Attempts at course correction begin at the leadership level in many cases, with a number of shops moving away from paying technicians by flag hours (as previously mentioned) and moving towards conventional salaries, some with the addition of a commission based on revenue, split by the individual or by gross shop sales. This measure removes some of the pressure of beating the clock on the book’s labour hours for a given job, a situation that normally does as much to encourage speed as it does contribute to technician burnout on trickier jobs that eventually exceed the book time, or worse, cause mistakes.

The auto repair industry can consider the following solutions:

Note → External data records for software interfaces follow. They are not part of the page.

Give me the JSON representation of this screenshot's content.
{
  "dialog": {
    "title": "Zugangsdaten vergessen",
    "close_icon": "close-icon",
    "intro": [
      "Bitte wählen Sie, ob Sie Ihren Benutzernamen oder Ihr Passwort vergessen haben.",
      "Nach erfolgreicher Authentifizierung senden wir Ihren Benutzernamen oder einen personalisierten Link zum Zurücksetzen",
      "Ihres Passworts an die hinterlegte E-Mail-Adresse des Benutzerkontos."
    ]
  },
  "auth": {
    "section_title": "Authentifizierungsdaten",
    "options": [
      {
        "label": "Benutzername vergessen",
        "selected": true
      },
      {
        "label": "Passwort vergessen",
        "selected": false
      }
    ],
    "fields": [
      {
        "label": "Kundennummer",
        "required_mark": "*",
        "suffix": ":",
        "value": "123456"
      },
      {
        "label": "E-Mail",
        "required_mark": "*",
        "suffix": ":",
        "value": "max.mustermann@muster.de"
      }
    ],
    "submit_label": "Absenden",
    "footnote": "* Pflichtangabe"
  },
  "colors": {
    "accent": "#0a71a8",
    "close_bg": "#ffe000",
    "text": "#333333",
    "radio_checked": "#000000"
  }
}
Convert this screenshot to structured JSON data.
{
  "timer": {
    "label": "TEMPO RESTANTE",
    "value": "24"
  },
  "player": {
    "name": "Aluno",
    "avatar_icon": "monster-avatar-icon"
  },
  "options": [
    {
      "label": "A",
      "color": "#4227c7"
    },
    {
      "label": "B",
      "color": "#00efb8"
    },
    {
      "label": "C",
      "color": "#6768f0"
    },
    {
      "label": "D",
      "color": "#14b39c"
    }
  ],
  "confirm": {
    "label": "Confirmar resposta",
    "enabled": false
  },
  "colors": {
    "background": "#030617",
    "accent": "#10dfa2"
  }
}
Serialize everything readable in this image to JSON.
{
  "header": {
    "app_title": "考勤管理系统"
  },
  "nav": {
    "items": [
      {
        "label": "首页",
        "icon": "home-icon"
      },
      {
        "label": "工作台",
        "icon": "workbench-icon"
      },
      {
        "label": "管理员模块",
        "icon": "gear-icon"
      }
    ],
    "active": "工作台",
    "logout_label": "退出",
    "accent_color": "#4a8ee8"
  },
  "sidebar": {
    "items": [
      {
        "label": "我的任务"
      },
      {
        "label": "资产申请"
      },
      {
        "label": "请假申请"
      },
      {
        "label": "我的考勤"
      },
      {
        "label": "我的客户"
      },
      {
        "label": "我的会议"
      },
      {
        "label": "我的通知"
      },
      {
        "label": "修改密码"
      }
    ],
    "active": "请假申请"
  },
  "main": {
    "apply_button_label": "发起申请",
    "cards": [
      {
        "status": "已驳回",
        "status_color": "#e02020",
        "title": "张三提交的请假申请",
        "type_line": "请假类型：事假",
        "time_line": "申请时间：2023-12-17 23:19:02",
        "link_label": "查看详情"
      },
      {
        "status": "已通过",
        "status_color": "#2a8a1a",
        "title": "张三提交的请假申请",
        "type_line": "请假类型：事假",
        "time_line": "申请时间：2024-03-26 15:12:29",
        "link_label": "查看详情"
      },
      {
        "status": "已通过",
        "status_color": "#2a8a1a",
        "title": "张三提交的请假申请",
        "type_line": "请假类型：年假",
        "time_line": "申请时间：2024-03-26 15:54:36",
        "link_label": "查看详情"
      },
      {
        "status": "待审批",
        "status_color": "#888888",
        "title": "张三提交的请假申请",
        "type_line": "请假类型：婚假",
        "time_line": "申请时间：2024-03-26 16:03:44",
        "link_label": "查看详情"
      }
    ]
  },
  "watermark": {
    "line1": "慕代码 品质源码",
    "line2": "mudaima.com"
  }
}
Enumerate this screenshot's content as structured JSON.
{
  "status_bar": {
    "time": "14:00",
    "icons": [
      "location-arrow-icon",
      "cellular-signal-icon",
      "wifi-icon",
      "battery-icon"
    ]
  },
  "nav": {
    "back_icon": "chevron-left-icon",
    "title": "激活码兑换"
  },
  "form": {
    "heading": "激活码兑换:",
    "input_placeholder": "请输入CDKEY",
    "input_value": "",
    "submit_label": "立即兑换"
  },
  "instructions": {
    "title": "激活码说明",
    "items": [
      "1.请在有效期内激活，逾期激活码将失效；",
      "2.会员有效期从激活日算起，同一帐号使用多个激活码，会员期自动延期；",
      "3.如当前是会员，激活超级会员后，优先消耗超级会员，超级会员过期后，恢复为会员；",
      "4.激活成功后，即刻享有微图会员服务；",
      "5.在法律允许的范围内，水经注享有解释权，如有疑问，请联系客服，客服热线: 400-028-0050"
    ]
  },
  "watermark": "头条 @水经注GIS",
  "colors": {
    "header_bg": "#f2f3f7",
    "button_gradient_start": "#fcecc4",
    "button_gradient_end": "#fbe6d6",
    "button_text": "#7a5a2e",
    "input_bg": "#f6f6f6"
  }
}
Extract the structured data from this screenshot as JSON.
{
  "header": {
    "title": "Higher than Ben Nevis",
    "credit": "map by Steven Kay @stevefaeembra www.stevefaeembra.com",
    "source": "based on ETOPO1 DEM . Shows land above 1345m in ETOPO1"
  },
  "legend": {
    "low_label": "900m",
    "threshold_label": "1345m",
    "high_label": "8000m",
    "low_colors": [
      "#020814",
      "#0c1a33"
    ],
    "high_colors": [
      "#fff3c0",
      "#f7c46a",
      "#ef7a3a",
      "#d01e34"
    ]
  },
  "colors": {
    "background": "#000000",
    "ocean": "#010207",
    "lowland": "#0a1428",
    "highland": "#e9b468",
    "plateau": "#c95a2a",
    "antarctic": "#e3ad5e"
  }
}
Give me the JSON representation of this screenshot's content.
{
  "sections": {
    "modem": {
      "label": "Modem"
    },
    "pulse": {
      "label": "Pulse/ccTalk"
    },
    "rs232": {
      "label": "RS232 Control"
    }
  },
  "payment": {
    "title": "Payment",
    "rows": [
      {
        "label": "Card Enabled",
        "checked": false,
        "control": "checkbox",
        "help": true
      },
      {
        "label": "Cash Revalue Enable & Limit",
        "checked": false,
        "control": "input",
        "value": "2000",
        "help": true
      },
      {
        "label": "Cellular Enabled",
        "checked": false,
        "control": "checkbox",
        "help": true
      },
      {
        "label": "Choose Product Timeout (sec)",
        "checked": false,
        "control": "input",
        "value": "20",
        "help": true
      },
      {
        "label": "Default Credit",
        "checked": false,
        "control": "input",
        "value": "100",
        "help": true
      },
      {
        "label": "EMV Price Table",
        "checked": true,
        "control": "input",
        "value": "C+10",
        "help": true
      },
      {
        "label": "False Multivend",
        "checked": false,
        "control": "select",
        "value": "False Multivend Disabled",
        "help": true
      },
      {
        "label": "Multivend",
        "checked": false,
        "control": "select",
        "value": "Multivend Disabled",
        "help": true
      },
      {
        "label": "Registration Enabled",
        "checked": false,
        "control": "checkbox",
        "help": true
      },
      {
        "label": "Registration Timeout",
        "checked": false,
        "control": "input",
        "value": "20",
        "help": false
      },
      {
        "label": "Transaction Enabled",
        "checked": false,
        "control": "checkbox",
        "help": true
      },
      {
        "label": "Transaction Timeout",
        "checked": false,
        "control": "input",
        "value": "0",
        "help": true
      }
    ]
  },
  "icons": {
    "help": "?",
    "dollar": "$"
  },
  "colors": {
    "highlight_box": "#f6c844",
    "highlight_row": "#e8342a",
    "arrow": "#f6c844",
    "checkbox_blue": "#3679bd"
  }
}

Upskill Current Workforce: Introduce specialized training programs to equip existing workers with the latest knowledge and skills, keeping them updated with the changing demands of the industry. Particularly, given the significant increase in battery electric (+135%), hybrid electric (+93%) and plug-in hybrid electric (+79%) vehicles in the first quarter of 2022, there needs to be a major shift in training focus. Although gasoline-powered vehicles accounted for over 4 in 5 (83.3%) vehicles registered in the first quarter of 2022, their numbers are down 6.6% from two years prior. In other words, a gradual shift away from the internal combustion engine means a shift to a more electric feel for training and apprenticeships (Source: StatCan).

Attract New Entrants: Campaigns can be launched to attract more people into the profession. This could involve dispelling misconceptions about the industry, showcasing the rewards and benefits of a career in auto repair, and offering incentives to new entrants.

Foster Collaboration: The industry could benefit from closer collaboration with educational institutions to create tailored courses that equip students with the skills needed in the modern auto repair industry. Apprenticeship programs, internships, and hands-on experience can be instrumental in cultivating a new generation of auto repair professionals.

The shortage of skilled labour in Canada's auto repair industry, compounded by rising inflation, is a national concern that affects auto repair shops and consumers alike. Addressing this requires a tach-up in multiple areas – from upskilling current workers and incentivizing new entrants, to leveraging foreign talent and fostering collaborative partnerships. As the industry navigates these speed bumps, proactive measures and innovative solutions can ensure its healthy and sustainable growth.